HOTEL INFORMATION - The Loews Philadelphia is our host hotel for the 2017 national conference. Insiders know that this is the place to stay in Philadelphia. The Loews will be home base for conference operations. Our early bird arrival meet and greet will take place Tuesday evening at Bank & Bourbon bar inside the hotel and registration occurs at the Loews Wednesday morning. Buses to offsite tours convene at the hotel. Don't miss the exclusive AFJ discounted rate of $199/night! Click here to register via the conference hotel registration site. A pop-up menu will appear, asking you to select your guest type. Choose "ATTENDEE" and proceed to make your reservation using this dedicated website. See you at the Loews!  

Did we miss something? Email afj.amanda@gmail.com with additional questions. Visit our shiny new website www.afjonline.com to learn more about the Association of Food Journalists.

AFJ ANNOUNCES REGISTRATION and AGENDA FOR 2017 NATIONAL CONFERENCE ARE NOW LIVE

As if AFJ needs to provide a good reason to visit Philadelphia.

Conference chair Maureen Fitzgerald, Philadelphia Inquirer Food Editor, has created an event that highlights Philadelphia's rich history with iconic tastes of the city's inspired foodscape, abundant with so much more than meaty sandwiches. This year's annual conference includes a panel featuring several of the nation's most lauded chefs and restaurateurs, a private lunch for conference attendees at Stephen Starr's beloved Talula's Garden and a discussion exploring the basics of pathfinding your food journalist career while following your moral compass. Pulitzer Prize-finalist Laura Reiley of Tampa Bay Times will moderate a panel with chefs addressing the realities of operating a Farm to Table restaurant with integrity. Signature events of the annual conference kick off Wednesday evening when we honor Marian Burros, recipient of the 2017 Carol DeMasters Award for Service to Food Journalism, followed by the announcement and presentation of the first-, second- and third-place awards to winners of the 2017 AFJ Awards Competition. The Taste of Philadelphia takes place at the newly-opened Museum of the American Revolution Thursday night. Here is the agenda. Ready to register?

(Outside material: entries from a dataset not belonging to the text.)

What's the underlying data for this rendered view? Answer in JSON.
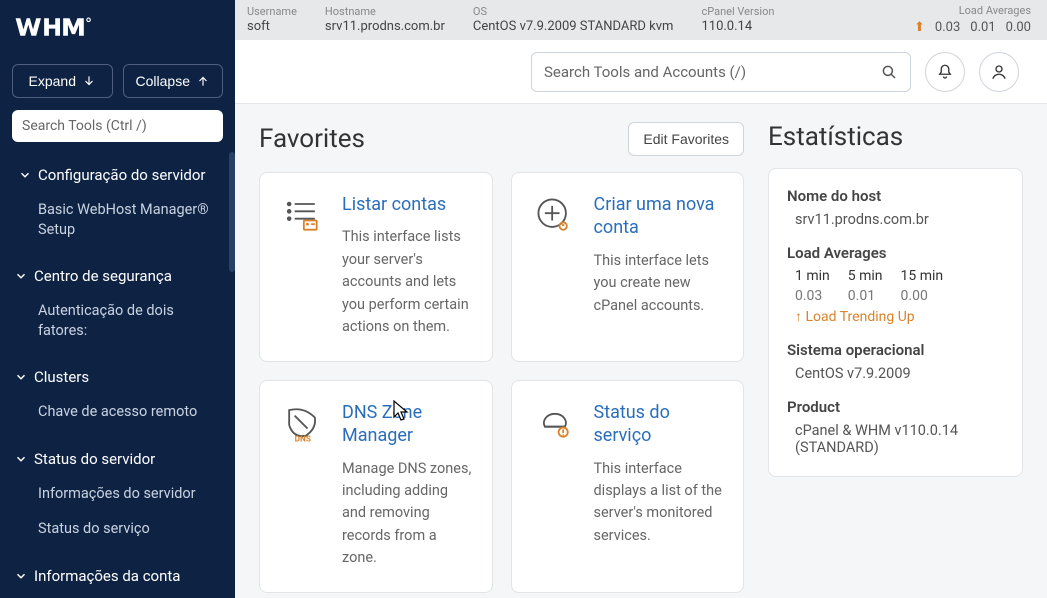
{
  "logo_alt": "WHM",
  "sidebar": {
    "expand": "Expand",
    "collapse": "Collapse",
    "search_placeholder": "Search Tools (Ctrl /)",
    "groups": [
      {
        "label": "Configuração do servidor",
        "open": true,
        "items": [
          "Basic WebHost Manager® Setup"
        ]
      },
      {
        "label": "Centro de segurança",
        "open": true,
        "items": [
          "Autenticação de dois fatores:"
        ]
      },
      {
        "label": "Clusters",
        "open": true,
        "items": [
          "Chave de acesso remoto"
        ]
      },
      {
        "label": "Status do servidor",
        "open": true,
        "items": [
          "Informações do servidor",
          "Status do serviço"
        ]
      },
      {
        "label": "Informações da conta",
        "open": true,
        "items": []
      }
    ]
  },
  "topinfo": {
    "username_lbl": "Username",
    "username": "soft",
    "hostname_lbl": "Hostname",
    "hostname": "srv11.prodns.com.br",
    "os_lbl": "OS",
    "os": "CentOS v7.9.2009 STANDARD kvm",
    "cpver_lbl": "cPanel Version",
    "cpver": "110.0.14",
    "la_lbl": "Load Averages",
    "la1": "0.03",
    "la5": "0.01",
    "la15": "0.00"
  },
  "toolbar": {
    "search_placeholder": "Search Tools and Accounts (/)"
  },
  "favorites": {
    "title": "Favorites",
    "edit": "Edit Favorites",
    "cards": [
      {
        "title": "Listar contas",
        "desc": "This interface lists your server's accounts and lets you perform certain actions on them."
      },
      {
        "title": "Criar uma nova conta",
        "desc": "This interface lets you create new cPanel accounts."
      },
      {
        "title": "DNS Zone Manager",
        "desc": "Manage DNS zones, including adding and removing records from a zone."
      },
      {
        "title": "Status do serviço",
        "desc": "This interface displays a list of the server's monitored services."
      }
    ]
  },
  "stats": {
    "title": "Estatísticas",
    "hostname_lbl": "Nome do host",
    "hostname": "srv11.prodns.com.br",
    "la_lbl": "Load Averages",
    "la_cols": {
      "c1": "1 min",
      "c2": "5 min",
      "c3": "15 min"
    },
    "la_vals": {
      "v1": "0.03",
      "v2": "0.01",
      "v3": "0.00"
    },
    "trend": "Load Trending Up",
    "os_lbl": "Sistema operacional",
    "os": "CentOS v7.9.2009",
    "product_lbl": "Product",
    "product": "cPanel & WHM v110.0.14 (STANDARD)"
  }
}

AFJ announces finalists for 2017 AFJ Awards Competition

We are pleased to announce the complete list of finalists in the 2017 AFJ Awards Competition. This year we received almost 300 entries from a wide swath of publications. Eater, San Francisco Chronicle and The Washington Post led the list with at least six finalists each. We look forward to recognizing the first-, second- and third-place winners on Sept. 13, 2017, at a special awards ceremony during AFJ’s annual conference in Philadelphia.